We are familiar with the scales of justice, but what about the scales of attention? Few of us analyze what our brain spends its time processing; we respond to stimulus, which is easier, and allows us to reserve more of our thought process for ourselves. As a result, life is not tiring at all because we are only halfway awake.
For those who study the brain, informally (which is better above 120) or formally (better below 120 IQ points), it becomes clear that mental state is a zero-sum game. During any span of time, the brain can process only so much, and so adopting more of one thing over others displaces those others. This leads to several interesting revelations:
Essentially, the more that we focus on our selves in the here and now, the more we miss out on what life is about beyond the self. This leads us into a condition called solipsism, where we believe that our minds are the world, and that the world therefore can be changed by intent alone, expressed through ideology.

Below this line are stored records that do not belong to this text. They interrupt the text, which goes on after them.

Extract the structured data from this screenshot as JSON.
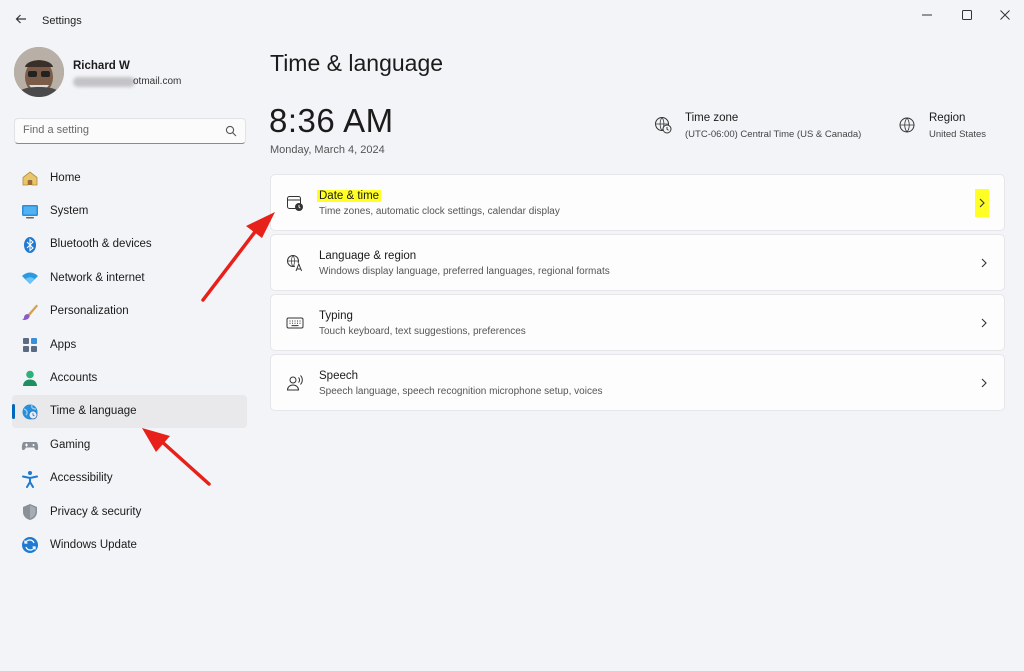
{
  "window": {
    "title": "Settings"
  },
  "profile": {
    "name": "Richard W",
    "email_visible": "otmail.com"
  },
  "search": {
    "placeholder": "Find a setting"
  },
  "sidebar": {
    "items": [
      {
        "label": "Home",
        "icon": "home-icon",
        "active": false
      },
      {
        "label": "System",
        "icon": "system-monitor-icon",
        "active": false
      },
      {
        "label": "Bluetooth & devices",
        "icon": "bluetooth-icon",
        "active": false
      },
      {
        "label": "Network & internet",
        "icon": "wifi-icon",
        "active": false
      },
      {
        "label": "Personalization",
        "icon": "brush-icon",
        "active": false
      },
      {
        "label": "Apps",
        "icon": "apps-icon",
        "active": false
      },
      {
        "label": "Accounts",
        "icon": "accounts-icon",
        "active": false
      },
      {
        "label": "Time & language",
        "icon": "globe-clock-icon",
        "active": true
      },
      {
        "label": "Gaming",
        "icon": "gamepad-icon",
        "active": false
      },
      {
        "label": "Accessibility",
        "icon": "accessibility-icon",
        "active": false
      },
      {
        "label": "Privacy & security",
        "icon": "shield-icon",
        "active": false
      },
      {
        "label": "Windows Update",
        "icon": "update-icon",
        "active": false
      }
    ]
  },
  "main": {
    "title": "Time & language",
    "time": "8:36 AM",
    "date": "Monday, March 4, 2024",
    "time_zone": {
      "title": "Time zone",
      "value": "(UTC-06:00) Central Time (US & Canada)"
    },
    "region": {
      "title": "Region",
      "value": "United States"
    },
    "cards": [
      {
        "title": "Date & time",
        "subtitle": "Time zones, automatic clock settings, calendar display",
        "icon": "calendar-clock-icon",
        "highlighted": true
      },
      {
        "title": "Language & region",
        "subtitle": "Windows display language, preferred languages, regional formats",
        "icon": "language-icon",
        "highlighted": false
      },
      {
        "title": "Typing",
        "subtitle": "Touch keyboard, text suggestions, preferences",
        "icon": "keyboard-icon",
        "highlighted": false
      },
      {
        "title": "Speech",
        "subtitle": "Speech language, speech recognition microphone setup, voices",
        "icon": "speech-icon",
        "highlighted": false
      }
    ]
  },
  "colors": {
    "accent": "#0067c0",
    "highlight": "#ffff26",
    "annotation_arrow": "#e8201a",
    "background": "#f3f4f7"
  }
}
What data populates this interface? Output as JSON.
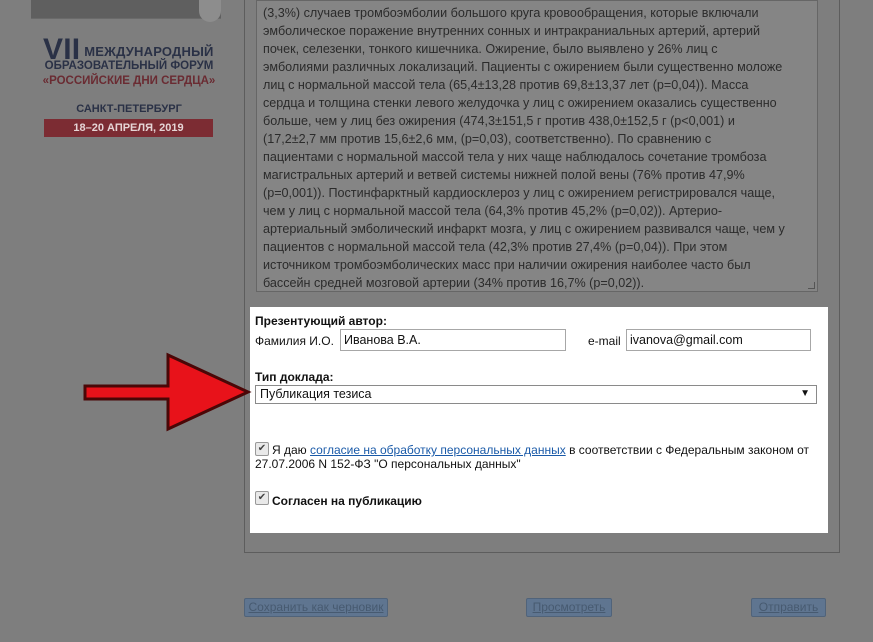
{
  "banner": {
    "vii": "VII",
    "line1": "МЕЖДУНАРОДНЫЙ",
    "line2": "ОБРАЗОВАТЕЛЬНЫЙ ФОРУМ",
    "line3": "«РОССИЙСКИЕ ДНИ СЕРДЦА»",
    "city": "САНКТ-ПЕТЕРБУРГ",
    "dates": "18–20 АПРЕЛЯ, 2019"
  },
  "abstract": {
    "lines": [
      "(3,3%) случаев тромбоэмболии большого круга кровообращения, которые включали",
      "эмболическое поражение внутренних сонных и интракраниальных артерий, артерий",
      "почек, селезенки, тонкого кишечника. Ожирение, было выявлено у 26% лиц с",
      "эмболиями различных локализаций. Пациенты с ожирением были существенно моложе",
      "лиц с нормальной массой тела (65,4±13,28 против 69,8±13,37 лет (p=0,04)). Масса",
      "сердца и толщина стенки левого желудочка у лиц с ожирением оказались существенно",
      "больше, чем у лиц без ожирения (474,3±151,5 г против 438,0±152,5 г (p<0,001) и",
      "(17,2±2,7 мм против 15,6±2,6 мм, (p=0,03), соответственно). По сравнению с",
      "пациентами с нормальной массой тела у них чаще наблюдалось сочетание тромбоза",
      "магистральных артерий и ветвей системы нижней полой вены (76% против 47,9%",
      "(p=0,001)). Постинфарктный кардиосклероз у лиц с ожирением регистрировался чаще,",
      "чем у лиц с нормальной массой тела (64,3% против 45,2% (p=0,02)). Артерио-",
      "артериальный эмболический инфаркт мозга, у лиц с ожирением развивался чаще, чем у",
      "пациентов с нормальной массой тела (42,3% против 27,4% (p=0,04)). При этом",
      "источником тромбоэмболических масс при наличии ожирения наиболее часто был",
      "бассейн средней мозговой артерии (34% против 16,7% (p=0,02))."
    ]
  },
  "form": {
    "presenter_heading": "Презентующий автор:",
    "name_label": "Фамилия И.О.",
    "name_value": "Иванова В.А.",
    "email_label": "e-mail",
    "email_value": "ivanova@gmail.com",
    "report_type_label": "Тип доклада:",
    "report_type_value": "Публикация тезиса",
    "consent_text_before": "Я даю",
    "consent_link": "согласие на обработку персональных данных",
    "consent_text_after": "в соответствии с Федеральным законом от 27.07.2006 N 152-ФЗ \"О персональных данных\"",
    "consent_checked": true,
    "publish_label": "Согласен на публикацию",
    "publish_checked": true
  },
  "buttons": {
    "save_draft": "Сохранить как черновик",
    "preview": "Просмотреть",
    "submit": "Отправить"
  },
  "colors": {
    "overlay": "#7e7e7e",
    "arrow": "#e8121a",
    "link": "#1a5aa8"
  }
}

The scales of attention show us that our consciousness is the ultimate resource. We can regulate our experience to make it more meaningful and more realistic, with the latter leading to the former because it filters out more of our own background hum of desires, impulses, emotions and reactions. But most of humanity will choose otherwise, which is why life in civilization (ideally) is a competition for who gets to clarity first, and can then lead the others.